BEGIN Exercise input
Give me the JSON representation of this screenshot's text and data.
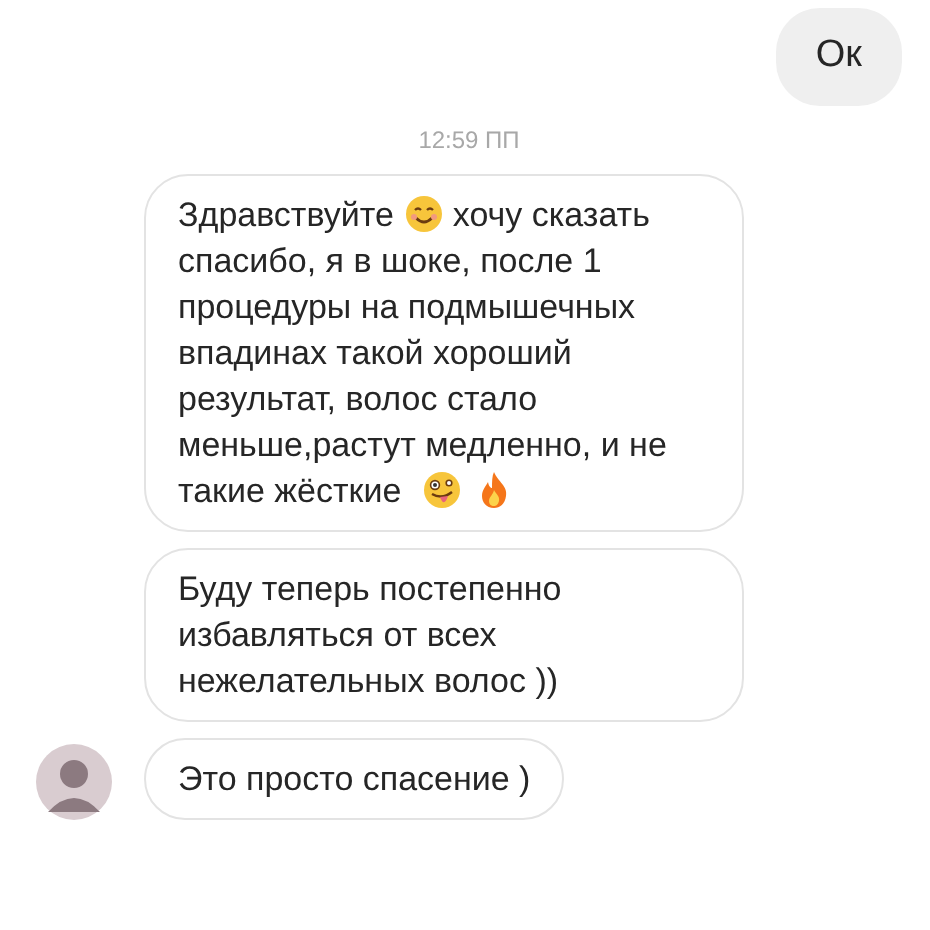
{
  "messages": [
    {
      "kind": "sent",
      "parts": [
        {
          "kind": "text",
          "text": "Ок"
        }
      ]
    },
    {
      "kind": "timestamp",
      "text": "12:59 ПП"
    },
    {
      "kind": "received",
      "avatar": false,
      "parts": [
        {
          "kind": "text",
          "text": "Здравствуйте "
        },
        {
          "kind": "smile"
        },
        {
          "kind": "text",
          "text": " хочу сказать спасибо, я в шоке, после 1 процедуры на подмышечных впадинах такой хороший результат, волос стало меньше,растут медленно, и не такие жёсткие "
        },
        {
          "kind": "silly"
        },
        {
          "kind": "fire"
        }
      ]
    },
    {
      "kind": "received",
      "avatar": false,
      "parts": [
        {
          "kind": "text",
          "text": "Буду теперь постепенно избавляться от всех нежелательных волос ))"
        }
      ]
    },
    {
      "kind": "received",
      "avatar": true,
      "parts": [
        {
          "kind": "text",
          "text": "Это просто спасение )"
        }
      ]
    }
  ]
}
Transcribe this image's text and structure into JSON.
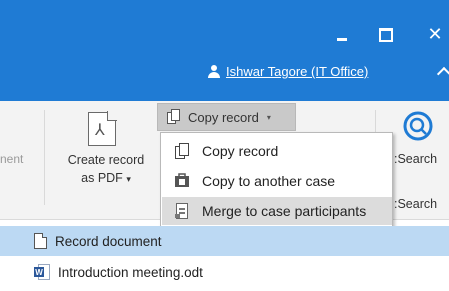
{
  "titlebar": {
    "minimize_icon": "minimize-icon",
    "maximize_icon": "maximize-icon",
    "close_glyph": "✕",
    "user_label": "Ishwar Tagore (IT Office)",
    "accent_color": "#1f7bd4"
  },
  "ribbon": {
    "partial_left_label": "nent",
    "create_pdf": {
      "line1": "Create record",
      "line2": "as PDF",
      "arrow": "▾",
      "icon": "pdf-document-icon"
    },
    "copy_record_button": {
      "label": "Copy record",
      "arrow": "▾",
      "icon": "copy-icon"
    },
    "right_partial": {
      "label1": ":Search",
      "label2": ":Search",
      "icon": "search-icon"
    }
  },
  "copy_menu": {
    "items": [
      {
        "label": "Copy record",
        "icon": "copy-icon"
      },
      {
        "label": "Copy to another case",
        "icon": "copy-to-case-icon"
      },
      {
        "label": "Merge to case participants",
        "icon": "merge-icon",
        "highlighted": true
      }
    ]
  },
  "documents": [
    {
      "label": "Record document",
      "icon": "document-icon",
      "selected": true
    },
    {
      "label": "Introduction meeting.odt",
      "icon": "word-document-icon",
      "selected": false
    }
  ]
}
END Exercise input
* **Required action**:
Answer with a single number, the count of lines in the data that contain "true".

* **Your solution**:
3